##### Input material #####
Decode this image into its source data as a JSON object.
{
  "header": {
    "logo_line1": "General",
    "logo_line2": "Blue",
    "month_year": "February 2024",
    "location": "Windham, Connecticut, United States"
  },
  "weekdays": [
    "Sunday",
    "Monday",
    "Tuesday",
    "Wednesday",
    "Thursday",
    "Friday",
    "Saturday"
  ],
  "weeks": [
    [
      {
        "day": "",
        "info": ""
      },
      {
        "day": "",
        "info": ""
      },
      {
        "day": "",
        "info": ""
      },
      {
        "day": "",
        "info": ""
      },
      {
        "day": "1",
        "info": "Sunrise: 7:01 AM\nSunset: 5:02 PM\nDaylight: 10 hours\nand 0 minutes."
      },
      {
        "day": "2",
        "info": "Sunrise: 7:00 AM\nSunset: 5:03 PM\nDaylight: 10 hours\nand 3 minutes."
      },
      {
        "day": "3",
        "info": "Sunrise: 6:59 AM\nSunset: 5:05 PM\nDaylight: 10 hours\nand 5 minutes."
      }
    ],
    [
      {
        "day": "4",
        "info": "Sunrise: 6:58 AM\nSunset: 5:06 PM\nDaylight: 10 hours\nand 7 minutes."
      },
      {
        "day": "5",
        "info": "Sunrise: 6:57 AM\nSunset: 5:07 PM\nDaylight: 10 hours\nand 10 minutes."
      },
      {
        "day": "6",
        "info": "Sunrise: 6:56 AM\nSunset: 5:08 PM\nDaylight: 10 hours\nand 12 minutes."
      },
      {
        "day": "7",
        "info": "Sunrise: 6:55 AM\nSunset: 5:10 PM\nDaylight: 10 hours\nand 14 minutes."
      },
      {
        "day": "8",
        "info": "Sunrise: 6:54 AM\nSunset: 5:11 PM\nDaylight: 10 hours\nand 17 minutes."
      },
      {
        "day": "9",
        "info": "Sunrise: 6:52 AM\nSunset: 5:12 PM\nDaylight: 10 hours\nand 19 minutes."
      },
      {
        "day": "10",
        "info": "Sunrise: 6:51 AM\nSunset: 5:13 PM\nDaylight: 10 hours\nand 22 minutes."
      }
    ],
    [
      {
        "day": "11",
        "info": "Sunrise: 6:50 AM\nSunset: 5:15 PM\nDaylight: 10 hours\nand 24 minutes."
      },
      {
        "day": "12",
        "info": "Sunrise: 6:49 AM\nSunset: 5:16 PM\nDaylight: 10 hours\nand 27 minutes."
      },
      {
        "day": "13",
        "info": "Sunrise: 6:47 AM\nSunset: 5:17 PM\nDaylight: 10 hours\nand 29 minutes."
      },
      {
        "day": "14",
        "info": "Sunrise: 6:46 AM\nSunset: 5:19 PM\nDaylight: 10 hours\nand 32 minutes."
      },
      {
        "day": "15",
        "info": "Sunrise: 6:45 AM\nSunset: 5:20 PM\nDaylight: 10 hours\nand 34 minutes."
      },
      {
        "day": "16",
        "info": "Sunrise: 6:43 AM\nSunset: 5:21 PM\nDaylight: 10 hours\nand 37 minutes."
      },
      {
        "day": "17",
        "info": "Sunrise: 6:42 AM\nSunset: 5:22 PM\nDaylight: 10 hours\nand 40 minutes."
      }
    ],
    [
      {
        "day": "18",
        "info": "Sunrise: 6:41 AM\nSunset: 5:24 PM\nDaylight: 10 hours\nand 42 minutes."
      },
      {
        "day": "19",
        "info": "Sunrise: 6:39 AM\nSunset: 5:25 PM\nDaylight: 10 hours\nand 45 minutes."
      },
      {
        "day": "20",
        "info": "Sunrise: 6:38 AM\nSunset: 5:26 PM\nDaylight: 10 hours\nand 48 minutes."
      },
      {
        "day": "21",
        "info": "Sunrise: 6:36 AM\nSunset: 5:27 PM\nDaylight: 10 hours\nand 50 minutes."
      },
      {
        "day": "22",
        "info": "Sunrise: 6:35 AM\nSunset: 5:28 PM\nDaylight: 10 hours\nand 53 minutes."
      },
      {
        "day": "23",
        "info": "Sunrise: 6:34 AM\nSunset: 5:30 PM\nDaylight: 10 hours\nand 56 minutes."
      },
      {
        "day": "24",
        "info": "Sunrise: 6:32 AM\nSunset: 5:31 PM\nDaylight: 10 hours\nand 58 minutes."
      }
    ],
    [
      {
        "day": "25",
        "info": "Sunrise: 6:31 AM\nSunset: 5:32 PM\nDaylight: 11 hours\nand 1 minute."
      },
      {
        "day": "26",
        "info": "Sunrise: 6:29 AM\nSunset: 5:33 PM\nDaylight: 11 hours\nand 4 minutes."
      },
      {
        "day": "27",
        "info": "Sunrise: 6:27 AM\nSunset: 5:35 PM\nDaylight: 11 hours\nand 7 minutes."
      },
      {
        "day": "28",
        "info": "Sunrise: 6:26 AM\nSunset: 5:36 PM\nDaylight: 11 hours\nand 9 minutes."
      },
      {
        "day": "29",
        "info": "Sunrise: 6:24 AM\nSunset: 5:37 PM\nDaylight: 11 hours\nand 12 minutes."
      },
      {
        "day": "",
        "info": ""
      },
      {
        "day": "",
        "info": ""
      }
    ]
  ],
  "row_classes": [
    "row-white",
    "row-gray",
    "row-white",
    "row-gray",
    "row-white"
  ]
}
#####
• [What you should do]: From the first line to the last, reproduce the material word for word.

• [Written solution]:
Decode this image into its source data as a JSON object.
{
  "header": {
    "logo_line1": "General",
    "logo_line2": "Blue",
    "month_year": "February 2024",
    "location": "Windham, Connecticut, United States"
  },
  "weekdays": [
    "Sunday",
    "Monday",
    "Tuesday",
    "Wednesday",
    "Thursday",
    "Friday",
    "Saturday"
  ],
  "weeks": [
    [
      {
        "day": "",
        "info": ""
      },
      {
        "day": "",
        "info": ""
      },
      {
        "day": "",
        "info": ""
      },
      {
        "day": "",
        "info": ""
      },
      {
        "day": "1",
        "info": "Sunrise: 7:01 AM\nSunset: 5:02 PM\nDaylight: 10 hours\nand 0 minutes."
      },
      {
        "day": "2",
        "info": "Sunrise: 7:00 AM\nSunset: 5:03 PM\nDaylight: 10 hours\nand 3 minutes."
      },
      {
        "day": "3",
        "info": "Sunrise: 6:59 AM\nSunset: 5:05 PM\nDaylight: 10 hours\nand 5 minutes."
      }
    ],
    [
      {
        "day": "4",
        "info": "Sunrise: 6:58 AM\nSunset: 5:06 PM\nDaylight: 10 hours\nand 7 minutes."
      },
      {
        "day": "5",
        "info": "Sunrise: 6:57 AM\nSunset: 5:07 PM\nDaylight: 10 hours\nand 10 minutes."
      },
      {
        "day": "6",
        "info": "Sunrise: 6:56 AM\nSunset: 5:08 PM\nDaylight: 10 hours\nand 12 minutes."
      },
      {
        "day": "7",
        "info": "Sunrise: 6:55 AM\nSunset: 5:10 PM\nDaylight: 10 hours\nand 14 minutes."
      },
      {
        "day": "8",
        "info": "Sunrise: 6:54 AM\nSunset: 5:11 PM\nDaylight: 10 hours\nand 17 minutes."
      },
      {
        "day": "9",
        "info": "Sunrise: 6:52 AM\nSunset: 5:12 PM\nDaylight: 10 hours\nand 19 minutes."
      },
      {
        "day": "10",
        "info": "Sunrise: 6:51 AM\nSunset: 5:13 PM\nDaylight: 10 hours\nand 22 minutes."
      }
    ],
    [
      {
        "day": "11",
        "info": "Sunrise: 6:50 AM\nSunset: 5:15 PM\nDaylight: 10 hours\nand 24 minutes."
      },
      {
        "day": "12",
        "info": "Sunrise: 6:49 AM\nSunset: 5:16 PM\nDaylight: 10 hours\nand 27 minutes."
      },
      {
        "day": "13",
        "info": "Sunrise: 6:47 AM\nSunset: 5:17 PM\nDaylight: 10 hours\nand 29 minutes."
      },
      {
        "day": "14",
        "info": "Sunrise: 6:46 AM\nSunset: 5:19 PM\nDaylight: 10 hours\nand 32 minutes."
      },
      {
        "day": "15",
        "info": "Sunrise: 6:45 AM\nSunset: 5:20 PM\nDaylight: 10 hours\nand 34 minutes."
      },
      {
        "day": "16",
        "info": "Sunrise: 6:43 AM\nSunset: 5:21 PM\nDaylight: 10 hours\nand 37 minutes."
      },
      {
        "day": "17",
        "info": "Sunrise: 6:42 AM\nSunset: 5:22 PM\nDaylight: 10 hours\nand 40 minutes."
      }
    ],
    [
      {
        "day": "18",
        "info": "Sunrise: 6:41 AM\nSunset: 5:24 PM\nDaylight: 10 hours\nand 42 minutes."
      },
      {
        "day": "19",
        "info": "Sunrise: 6:39 AM\nSunset: 5:25 PM\nDaylight: 10 hours\nand 45 minutes."
      },
      {
        "day": "20",
        "info": "Sunrise: 6:38 AM\nSunset: 5:26 PM\nDaylight: 10 hours\nand 48 minutes."
      },
      {
        "day": "21",
        "info": "Sunrise: 6:36 AM\nSunset: 5:27 PM\nDaylight: 10 hours\nand 50 minutes."
      },
      {
        "day": "22",
        "info": "Sunrise: 6:35 AM\nSunset: 5:28 PM\nDaylight: 10 hours\nand 53 minutes."
      },
      {
        "day": "23",
        "info": "Sunrise: 6:34 AM\nSunset: 5:30 PM\nDaylight: 10 hours\nand 56 minutes."
      },
      {
        "day": "24",
        "info": "Sunrise: 6:32 AM\nSunset: 5:31 PM\nDaylight: 10 hours\nand 58 minutes."
      }
    ],
    [
      {
        "day": "25",
        "info": "Sunrise: 6:31 AM\nSunset: 5:32 PM\nDaylight: 11 hours\nand 1 minute."
      },
      {
        "day": "26",
        "info": "Sunrise: 6:29 AM\nSunset: 5:33 PM\nDaylight: 11 hours\nand 4 minutes."
      },
      {
        "day": "27",
        "info": "Sunrise: 6:27 AM\nSunset: 5:35 PM\nDaylight: 11 hours\nand 7 minutes."
      },
      {
        "day": "28",
        "info": "Sunrise: 6:26 AM\nSunset: 5:36 PM\nDaylight: 11 hours\nand 9 minutes."
      },
      {
        "day": "29",
        "info": "Sunrise: 6:24 AM\nSunset: 5:37 PM\nDaylight: 11 hours\nand 12 minutes."
      },
      {
        "day": "",
        "info": ""
      },
      {
        "day": "",
        "info": ""
      }
    ]
  ],
  "row_classes": [
    "row-white",
    "row-gray",
    "row-white",
    "row-gray",
    "row-white"
  ]
}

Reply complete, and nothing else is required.